Assessing the Intention, Attitudes, and Social Influences on COVID-19 Preventive Behaviors Among Non-rural Black and Rural Appalachian White Populations: A Faith-Based Community Study

Maria L. Gomez, Tofial Azam, Jean Edward, Hannah Bowman & Lovoria B. Williams
Introduction: The COVID-19 pandemic has had detrimental impacts in non-rural Black and rural Appalachian populations. Yet despite the pandemic’s magnitude, there is a scarcity of research exploring potential influences of attitudes and social influences within these populations on their adherence to COVID-19 public health preventive behaviors. Purpose: This study examines the intention, attitudes, and social influences to adhere to COVID-19 preventive behaviors among non-rural Black and rural Appalachian congregants in Kentucky by integrating the Theory...

COVID-19 Pandemic Impact on Essential Public Health Services and Online Health Communication—Appalachian Kentucky, March–December 2020

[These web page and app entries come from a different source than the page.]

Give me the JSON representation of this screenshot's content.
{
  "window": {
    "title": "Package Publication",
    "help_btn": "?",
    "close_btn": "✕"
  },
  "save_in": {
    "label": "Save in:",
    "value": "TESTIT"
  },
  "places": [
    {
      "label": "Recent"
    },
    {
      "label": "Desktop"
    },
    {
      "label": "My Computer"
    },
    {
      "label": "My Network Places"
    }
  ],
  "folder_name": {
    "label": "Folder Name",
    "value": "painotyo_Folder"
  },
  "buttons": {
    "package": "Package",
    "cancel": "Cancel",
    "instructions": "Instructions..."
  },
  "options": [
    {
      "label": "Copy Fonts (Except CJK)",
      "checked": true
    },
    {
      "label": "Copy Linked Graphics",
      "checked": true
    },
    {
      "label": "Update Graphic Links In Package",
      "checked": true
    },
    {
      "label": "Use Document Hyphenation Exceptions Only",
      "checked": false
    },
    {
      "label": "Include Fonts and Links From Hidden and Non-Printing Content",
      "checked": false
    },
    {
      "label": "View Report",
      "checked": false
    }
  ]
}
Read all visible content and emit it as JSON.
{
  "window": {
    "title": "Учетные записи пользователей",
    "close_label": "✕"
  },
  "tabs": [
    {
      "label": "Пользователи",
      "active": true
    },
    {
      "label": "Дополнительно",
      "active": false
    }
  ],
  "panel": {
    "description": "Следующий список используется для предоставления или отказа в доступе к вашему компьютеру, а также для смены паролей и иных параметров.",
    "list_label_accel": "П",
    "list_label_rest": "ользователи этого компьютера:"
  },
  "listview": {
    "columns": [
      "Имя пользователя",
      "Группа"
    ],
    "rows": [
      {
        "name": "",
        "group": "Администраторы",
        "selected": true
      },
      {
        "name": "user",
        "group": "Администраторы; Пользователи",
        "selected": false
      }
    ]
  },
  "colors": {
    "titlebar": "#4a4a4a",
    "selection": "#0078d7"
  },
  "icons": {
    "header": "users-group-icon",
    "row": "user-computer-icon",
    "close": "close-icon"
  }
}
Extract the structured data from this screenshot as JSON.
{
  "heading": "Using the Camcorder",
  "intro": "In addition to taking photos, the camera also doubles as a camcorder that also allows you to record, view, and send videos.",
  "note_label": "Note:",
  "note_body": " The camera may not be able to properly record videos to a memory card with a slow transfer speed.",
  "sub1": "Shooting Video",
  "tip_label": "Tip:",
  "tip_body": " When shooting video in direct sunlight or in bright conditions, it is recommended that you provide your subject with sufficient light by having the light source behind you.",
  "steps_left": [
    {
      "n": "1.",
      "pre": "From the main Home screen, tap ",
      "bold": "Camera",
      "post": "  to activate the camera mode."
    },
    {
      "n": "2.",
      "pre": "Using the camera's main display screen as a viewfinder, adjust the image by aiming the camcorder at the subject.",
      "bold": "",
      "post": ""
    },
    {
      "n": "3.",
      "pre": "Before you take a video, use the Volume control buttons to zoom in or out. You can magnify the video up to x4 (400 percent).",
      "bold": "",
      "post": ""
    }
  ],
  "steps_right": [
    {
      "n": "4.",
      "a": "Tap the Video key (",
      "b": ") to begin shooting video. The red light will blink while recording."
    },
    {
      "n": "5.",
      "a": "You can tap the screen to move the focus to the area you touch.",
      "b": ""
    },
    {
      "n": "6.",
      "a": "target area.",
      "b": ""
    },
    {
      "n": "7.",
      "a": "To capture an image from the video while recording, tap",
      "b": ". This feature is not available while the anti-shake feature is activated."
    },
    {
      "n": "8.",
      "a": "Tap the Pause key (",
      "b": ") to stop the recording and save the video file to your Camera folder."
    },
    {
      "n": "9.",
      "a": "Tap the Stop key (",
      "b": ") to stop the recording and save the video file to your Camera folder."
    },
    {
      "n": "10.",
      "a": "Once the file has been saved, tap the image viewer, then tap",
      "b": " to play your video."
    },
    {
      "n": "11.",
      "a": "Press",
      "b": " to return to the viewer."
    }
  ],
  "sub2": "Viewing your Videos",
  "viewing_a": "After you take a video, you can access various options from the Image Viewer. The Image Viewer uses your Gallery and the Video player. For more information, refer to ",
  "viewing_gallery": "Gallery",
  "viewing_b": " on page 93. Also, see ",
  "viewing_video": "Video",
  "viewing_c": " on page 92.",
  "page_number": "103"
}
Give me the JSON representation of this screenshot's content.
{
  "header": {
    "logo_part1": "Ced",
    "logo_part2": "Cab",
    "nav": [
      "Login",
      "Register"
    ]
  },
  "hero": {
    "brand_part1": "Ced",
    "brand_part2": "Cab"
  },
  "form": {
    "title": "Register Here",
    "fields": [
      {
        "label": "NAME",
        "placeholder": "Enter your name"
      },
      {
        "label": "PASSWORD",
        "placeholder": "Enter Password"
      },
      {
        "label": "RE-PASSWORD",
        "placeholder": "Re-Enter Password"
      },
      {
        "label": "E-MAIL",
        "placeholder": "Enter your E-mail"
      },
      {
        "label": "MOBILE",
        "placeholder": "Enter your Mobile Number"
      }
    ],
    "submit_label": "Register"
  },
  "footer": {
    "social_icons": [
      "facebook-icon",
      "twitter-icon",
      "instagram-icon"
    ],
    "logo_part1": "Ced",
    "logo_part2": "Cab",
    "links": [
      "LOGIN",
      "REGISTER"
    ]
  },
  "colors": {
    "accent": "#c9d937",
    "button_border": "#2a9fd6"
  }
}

Margaret A. Riggs, Kenny Ortiz-Jurado & Keith Klein
Introduction: The COVID-19 pandemic posed many challenges for local health departments (LHDs). This study examines how stay-at-home orders impacted the provision of essential public health services and subsequent increased use of online health communication by LHDs for rural populations in Appalachian Kentucky during the first year of the COVID-19 pandemic. Methods: A survey to gather information about provision of essential public health services was administered to five LHDs representing 13 counties between June 2020 and...

A CFD-based scaling analysis on liquid and paint droplets moving through a weak concurrent airflow stream

Masoud Arabghahestani, Nelson Akafuah, Tianxiang Li & Kozo Saito
We conducted volume of fluids (VOF) multiphase model numerical simulations to obtain the interaction among all the major governing forces identified in our previous paper. Our numerical experiments are intended to assess the droplet generation process and the jetting behavior by providing specific input conditions, offering CFD as a tool to study scaling correlations instead of physical experiments. Water droplets that can represent waterborne paints were generated by piezo-generated sinusoidal waveforms at the inlet of...

Registration Year

  • 2022
    16

Resource Types

  • Journal Article
    16

Affiliations

  • University of Kentucky
    7
  • East Tennessee State University
    3
  • Centers for Disease Control and Prevention
    2
  • Wabash College
    1
  • University of California, San Diego
    1
  • University of Tennessee at Knoxville
    1
  • West Virginia State Department of Health and Human Resources
    1
  • University of Pikeville
    1
  • Vanderbilt University
    1
  • University of Arizona
    1